- **What this task involves**:
Take every line from the entries below that includes the word "icon" and copy it.

━━━ Task inputs ━━━

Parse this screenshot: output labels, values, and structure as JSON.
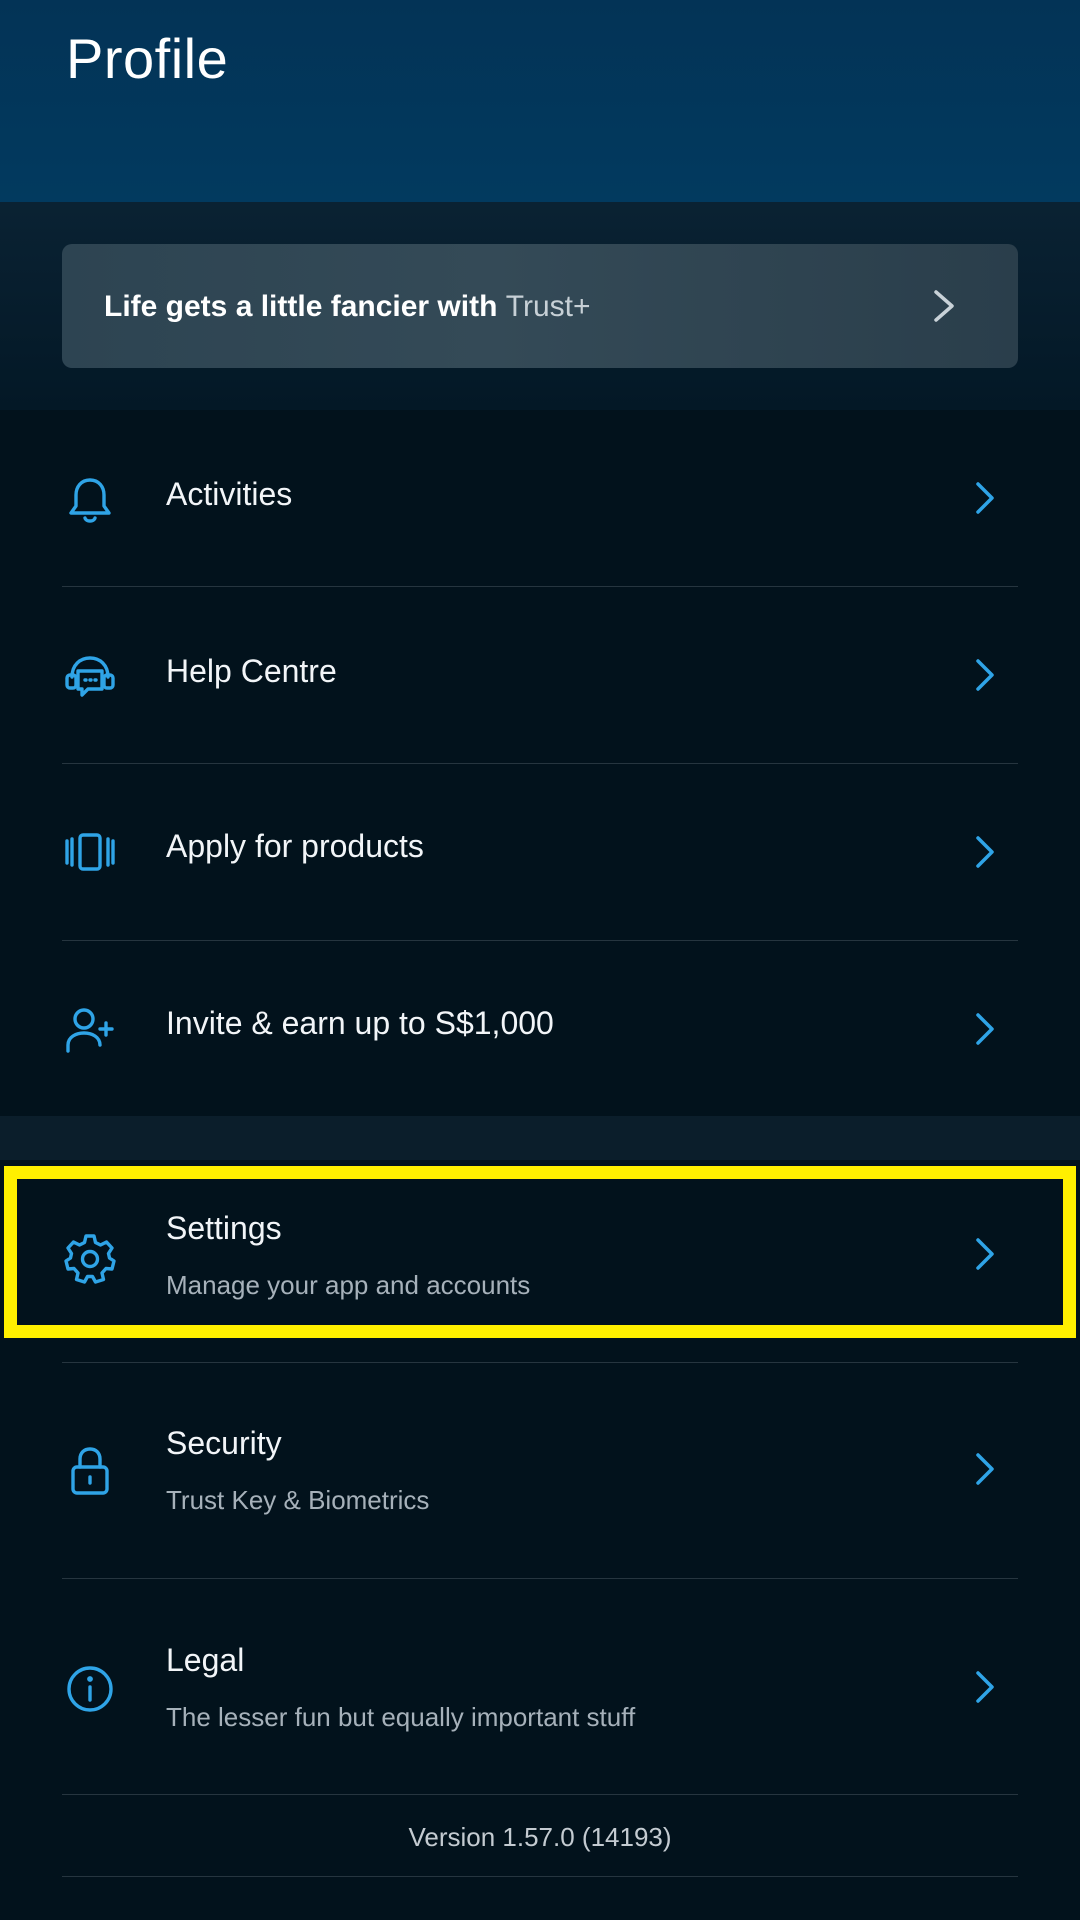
{
  "header": {
    "title": "Profile"
  },
  "promo": {
    "text": "Life gets a little fancier with ",
    "brand": "Trust+"
  },
  "menu": [
    {
      "label": "Activities",
      "icon": "bell-icon"
    },
    {
      "label": "Help Centre",
      "icon": "headset-chat-icon"
    },
    {
      "label": "Apply for products",
      "icon": "cards-icon"
    },
    {
      "label": "Invite & earn up to S$1,000",
      "icon": "add-user-icon"
    }
  ],
  "settings_menu": [
    {
      "label": "Settings",
      "subtitle": "Manage your app and accounts",
      "icon": "gear-icon"
    },
    {
      "label": "Security",
      "subtitle": "Trust Key & Biometrics",
      "icon": "lock-icon"
    },
    {
      "label": "Legal",
      "subtitle": "The lesser fun but equally important stuff",
      "icon": "info-icon"
    }
  ],
  "footer": {
    "version": "Version 1.57.0 (14193)"
  },
  "colors": {
    "accent": "#2fa4e7",
    "highlight": "#fff000",
    "header_bg": "#023a5f"
  }
}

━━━

- **Reply**:
      "icon": "bell-icon"
      "icon": "headset-chat-icon"
      "icon": "cards-icon"
      "icon": "add-user-icon"
      "icon": "gear-icon"
      "icon": "lock-icon"
      "icon": "info-icon"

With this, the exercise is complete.